We recently wrote about a study looking at low carb versus low fat diets; the conclusion, as far as weight loss was concerned, was that it didn't make a difference. What was more important was that the diet chosen worked with the individual.
But food habits go beyond a svelte silhouette and have all kinds of health benefits and risks associated with them. ANd when it comes to brain health, for instance, diet choice does appear to make a difference, according to new research published in the Journal of the American Geriatrics Society. The study authors takes a look at diet and cognitive abilities in older adults; the data is pretty eye-opening. They conclude:
This study shows that greater adherence to MedDiet and MIND diet patterns are associated with better overall cognitive function in older adults and lower odds of cognitive impairment.
The perks of the Mediterranean diet are not a mystery; it's constantly cited as one of the healthiest eating styles around. It is rich in fruits, vegetables, whole grains, beans, potatoes, nuts, olive oil and fish. Processed foods, fried and fast foods, snack foods, red meat, poultry and whole-fat dairy foods are on the no-no list.
The MIND diet – an acronym derived from a mouthful of words: Mediterranean-DASH diet Intervention for Neurodegeneration Delay – is like a subset of the Mediterranean diet and is based on 15 types of foods. Ten brain-healthy ones (green leafy vegetables, other vegetables, nuts, berries, beans, whole grains, seafood, poultry, olive oil, and wine) and five unhealthy ones to avoid (red meat, butter and stick margarine, cheese, pastries, sweets and fried/fast foods).
The team of researchers looked at data from 5,907 older adults, all participants in the Health and Retirement Study. After comparing the diets of participants with their performance on cognitive tests, including memory and attention skills, here's what they found:
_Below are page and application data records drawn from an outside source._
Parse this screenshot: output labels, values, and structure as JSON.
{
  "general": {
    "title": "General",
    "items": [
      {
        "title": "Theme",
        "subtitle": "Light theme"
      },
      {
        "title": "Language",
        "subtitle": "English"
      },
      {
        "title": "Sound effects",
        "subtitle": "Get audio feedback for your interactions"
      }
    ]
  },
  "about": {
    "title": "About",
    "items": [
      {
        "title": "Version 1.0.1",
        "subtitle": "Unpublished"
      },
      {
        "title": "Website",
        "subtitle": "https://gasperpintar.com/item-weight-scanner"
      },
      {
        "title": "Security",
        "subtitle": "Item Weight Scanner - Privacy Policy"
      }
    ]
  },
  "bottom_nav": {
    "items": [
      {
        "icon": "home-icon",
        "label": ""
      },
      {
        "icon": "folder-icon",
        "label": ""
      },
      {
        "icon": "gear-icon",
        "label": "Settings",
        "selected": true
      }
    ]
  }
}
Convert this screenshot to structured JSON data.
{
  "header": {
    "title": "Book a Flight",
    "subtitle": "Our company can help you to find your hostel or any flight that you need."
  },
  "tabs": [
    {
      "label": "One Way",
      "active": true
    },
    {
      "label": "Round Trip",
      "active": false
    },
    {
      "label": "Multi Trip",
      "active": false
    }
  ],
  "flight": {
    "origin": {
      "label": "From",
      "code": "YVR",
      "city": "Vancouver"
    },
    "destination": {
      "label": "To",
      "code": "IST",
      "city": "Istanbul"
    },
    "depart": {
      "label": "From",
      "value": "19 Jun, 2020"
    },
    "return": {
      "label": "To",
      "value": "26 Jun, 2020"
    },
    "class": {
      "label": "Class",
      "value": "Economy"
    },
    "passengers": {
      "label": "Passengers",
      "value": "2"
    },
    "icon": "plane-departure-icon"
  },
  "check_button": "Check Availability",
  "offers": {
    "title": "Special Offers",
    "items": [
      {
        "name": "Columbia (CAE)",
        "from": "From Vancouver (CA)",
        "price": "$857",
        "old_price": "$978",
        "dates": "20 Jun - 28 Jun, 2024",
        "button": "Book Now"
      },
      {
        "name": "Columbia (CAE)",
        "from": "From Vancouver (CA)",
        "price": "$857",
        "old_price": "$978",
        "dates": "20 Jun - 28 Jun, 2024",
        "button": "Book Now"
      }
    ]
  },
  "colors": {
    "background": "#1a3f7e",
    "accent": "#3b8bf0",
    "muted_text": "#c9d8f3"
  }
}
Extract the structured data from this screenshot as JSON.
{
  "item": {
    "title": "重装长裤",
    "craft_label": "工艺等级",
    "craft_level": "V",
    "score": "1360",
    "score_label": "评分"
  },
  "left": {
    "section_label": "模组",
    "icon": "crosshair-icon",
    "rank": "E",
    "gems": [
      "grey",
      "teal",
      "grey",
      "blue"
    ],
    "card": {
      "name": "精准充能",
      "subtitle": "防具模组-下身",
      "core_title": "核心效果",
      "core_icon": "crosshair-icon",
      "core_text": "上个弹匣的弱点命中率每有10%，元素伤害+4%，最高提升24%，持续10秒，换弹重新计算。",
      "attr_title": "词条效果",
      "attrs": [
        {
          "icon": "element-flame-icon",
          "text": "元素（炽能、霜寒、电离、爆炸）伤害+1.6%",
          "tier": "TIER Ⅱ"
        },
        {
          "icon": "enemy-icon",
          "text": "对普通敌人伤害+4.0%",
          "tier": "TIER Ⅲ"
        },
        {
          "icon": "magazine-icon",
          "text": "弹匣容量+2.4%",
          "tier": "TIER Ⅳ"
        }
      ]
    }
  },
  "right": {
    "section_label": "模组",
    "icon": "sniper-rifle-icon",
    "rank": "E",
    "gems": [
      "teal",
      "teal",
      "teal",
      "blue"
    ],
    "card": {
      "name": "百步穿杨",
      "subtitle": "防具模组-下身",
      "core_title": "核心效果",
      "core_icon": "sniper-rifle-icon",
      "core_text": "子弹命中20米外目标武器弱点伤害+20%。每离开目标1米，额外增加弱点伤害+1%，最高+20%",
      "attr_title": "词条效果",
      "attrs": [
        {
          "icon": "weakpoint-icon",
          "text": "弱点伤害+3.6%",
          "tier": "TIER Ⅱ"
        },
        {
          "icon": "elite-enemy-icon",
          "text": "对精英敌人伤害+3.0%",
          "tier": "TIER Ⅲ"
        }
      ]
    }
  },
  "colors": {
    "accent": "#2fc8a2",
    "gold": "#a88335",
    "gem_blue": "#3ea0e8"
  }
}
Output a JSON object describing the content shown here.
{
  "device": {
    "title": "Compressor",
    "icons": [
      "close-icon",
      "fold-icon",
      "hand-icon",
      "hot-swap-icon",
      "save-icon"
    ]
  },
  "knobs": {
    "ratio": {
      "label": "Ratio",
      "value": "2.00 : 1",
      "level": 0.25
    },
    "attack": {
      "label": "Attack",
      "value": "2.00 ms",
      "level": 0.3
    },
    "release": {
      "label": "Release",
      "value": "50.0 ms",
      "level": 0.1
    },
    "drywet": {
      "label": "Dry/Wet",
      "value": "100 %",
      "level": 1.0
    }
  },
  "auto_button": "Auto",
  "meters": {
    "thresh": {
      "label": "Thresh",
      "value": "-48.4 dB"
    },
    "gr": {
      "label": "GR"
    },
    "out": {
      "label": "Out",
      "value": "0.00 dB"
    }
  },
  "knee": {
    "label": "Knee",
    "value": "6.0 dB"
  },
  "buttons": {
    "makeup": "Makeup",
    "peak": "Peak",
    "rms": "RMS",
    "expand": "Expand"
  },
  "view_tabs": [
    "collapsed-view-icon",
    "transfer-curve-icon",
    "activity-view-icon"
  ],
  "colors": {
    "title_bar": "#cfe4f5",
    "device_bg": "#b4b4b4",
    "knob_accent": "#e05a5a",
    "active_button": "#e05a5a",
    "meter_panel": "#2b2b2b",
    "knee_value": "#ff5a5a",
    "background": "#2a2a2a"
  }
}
Older people who ate Mediterranean and MIND-style diets scored significantly better on the cognitive function tests than those who ate less healthy diets. In fact, older people who ate a Mediterranean-style diet had 35% lower risk of scoring poorly on cognitive tests. Even those who ate a moderate Mediterranean-style diet had 15% lower risk of doing poorly on cognitive tests. The researchers noted similar results for people who ate MIND-style diets.
With other research recently finding that one in three cases of dementia are preventable – with nine modifiable lifestyle changes that can be started in early life – it looks like there is now another way to start taking care of your cognitive health. Thankfully, both of these eating styles offer variety and beautiful delicious food; and the lesson is short and sweet: Eat smartly, stay smart.